## DESCRIPTION OF THE TASK
Search the data for the string "content" and copy each line where it turns up.

## DATA FOR THIS TASK
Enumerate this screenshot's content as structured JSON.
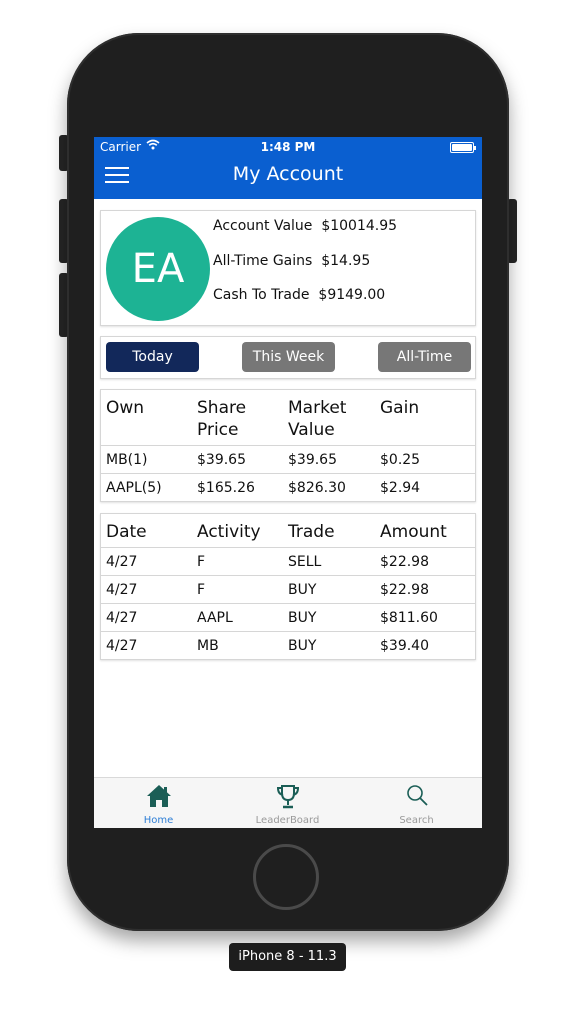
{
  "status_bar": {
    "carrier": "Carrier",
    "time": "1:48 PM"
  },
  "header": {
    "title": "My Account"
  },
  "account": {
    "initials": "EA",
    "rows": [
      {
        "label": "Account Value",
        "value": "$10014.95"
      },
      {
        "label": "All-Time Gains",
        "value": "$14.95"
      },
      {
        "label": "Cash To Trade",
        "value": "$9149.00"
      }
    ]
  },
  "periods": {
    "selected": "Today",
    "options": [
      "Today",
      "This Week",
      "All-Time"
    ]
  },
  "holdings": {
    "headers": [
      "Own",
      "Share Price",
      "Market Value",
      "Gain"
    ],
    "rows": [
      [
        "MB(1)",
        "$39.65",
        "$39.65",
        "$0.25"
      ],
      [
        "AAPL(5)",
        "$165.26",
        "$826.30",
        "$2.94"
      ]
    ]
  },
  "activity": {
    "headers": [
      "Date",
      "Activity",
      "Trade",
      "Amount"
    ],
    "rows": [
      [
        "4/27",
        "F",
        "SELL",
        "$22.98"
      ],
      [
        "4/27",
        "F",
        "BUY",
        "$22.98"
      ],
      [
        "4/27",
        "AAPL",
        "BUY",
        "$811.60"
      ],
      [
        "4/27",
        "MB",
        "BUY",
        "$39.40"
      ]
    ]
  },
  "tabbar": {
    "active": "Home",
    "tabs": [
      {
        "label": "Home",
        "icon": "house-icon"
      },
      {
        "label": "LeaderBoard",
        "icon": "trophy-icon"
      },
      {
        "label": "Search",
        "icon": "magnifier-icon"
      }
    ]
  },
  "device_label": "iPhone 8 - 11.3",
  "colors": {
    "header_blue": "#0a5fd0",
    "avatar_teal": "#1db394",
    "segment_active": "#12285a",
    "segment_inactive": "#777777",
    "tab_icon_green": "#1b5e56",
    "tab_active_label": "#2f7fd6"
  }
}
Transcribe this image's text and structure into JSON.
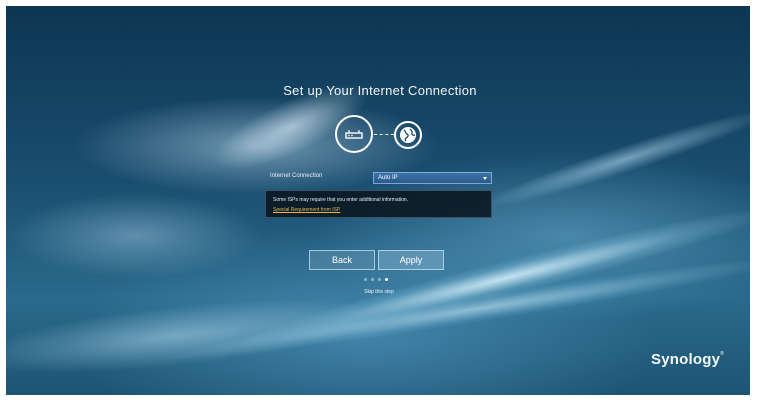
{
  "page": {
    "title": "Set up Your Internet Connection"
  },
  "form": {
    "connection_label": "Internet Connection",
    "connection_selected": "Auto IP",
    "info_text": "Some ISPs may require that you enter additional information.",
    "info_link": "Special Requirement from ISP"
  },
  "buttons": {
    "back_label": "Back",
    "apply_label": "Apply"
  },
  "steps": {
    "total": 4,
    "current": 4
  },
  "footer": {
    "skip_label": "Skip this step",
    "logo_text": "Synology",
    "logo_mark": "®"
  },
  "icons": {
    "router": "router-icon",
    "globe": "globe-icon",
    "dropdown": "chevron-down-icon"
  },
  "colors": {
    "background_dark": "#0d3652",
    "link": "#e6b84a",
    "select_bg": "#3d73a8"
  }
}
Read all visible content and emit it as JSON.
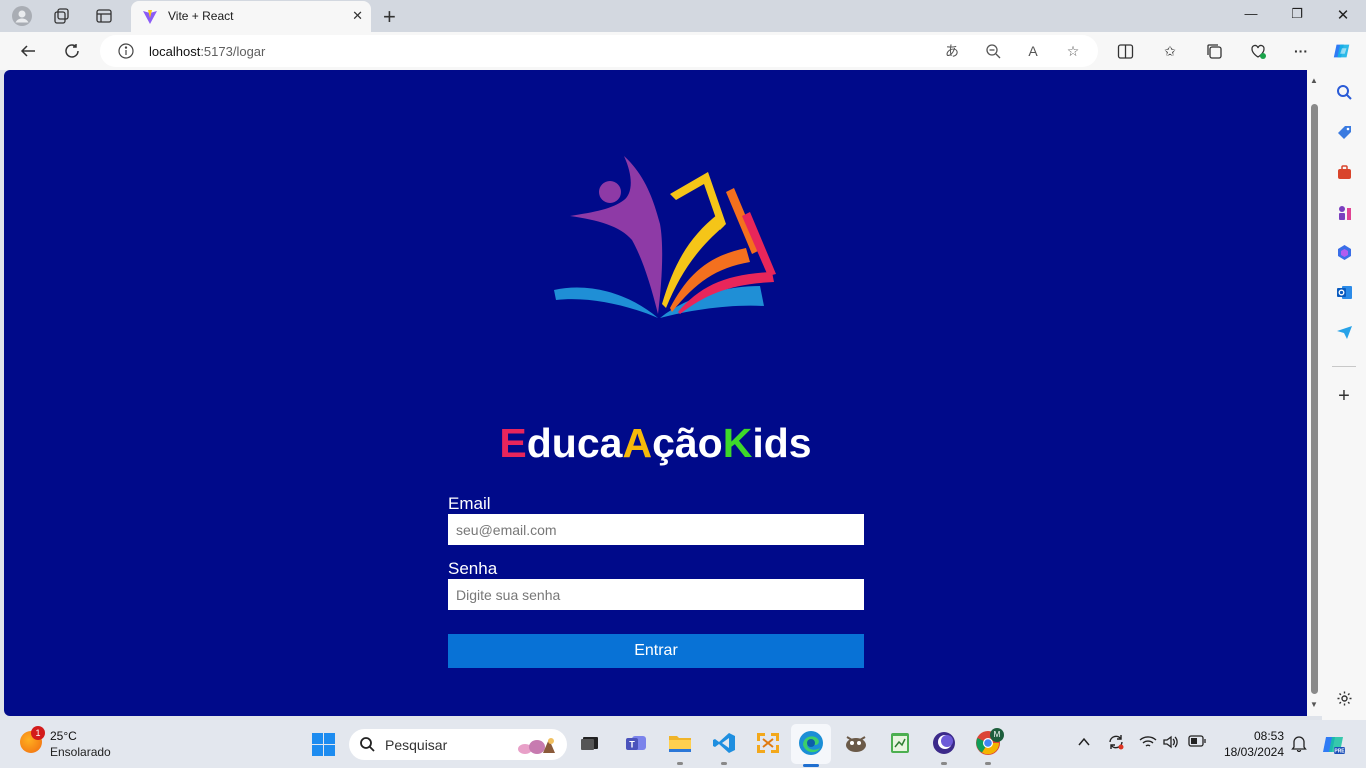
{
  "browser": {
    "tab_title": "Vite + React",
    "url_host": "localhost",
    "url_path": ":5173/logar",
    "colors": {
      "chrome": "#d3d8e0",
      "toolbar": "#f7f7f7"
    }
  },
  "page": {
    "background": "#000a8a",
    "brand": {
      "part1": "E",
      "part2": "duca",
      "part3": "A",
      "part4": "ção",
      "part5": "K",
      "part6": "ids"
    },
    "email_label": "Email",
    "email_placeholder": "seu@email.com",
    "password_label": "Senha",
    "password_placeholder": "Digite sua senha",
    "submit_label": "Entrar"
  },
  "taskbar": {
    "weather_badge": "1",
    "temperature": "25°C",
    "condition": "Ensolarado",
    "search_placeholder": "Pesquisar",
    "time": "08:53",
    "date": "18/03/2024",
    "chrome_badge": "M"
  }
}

## ANSWER BOX
Enumerate this screenshot's content as structured JSON.
Read all visible content and emit it as JSON.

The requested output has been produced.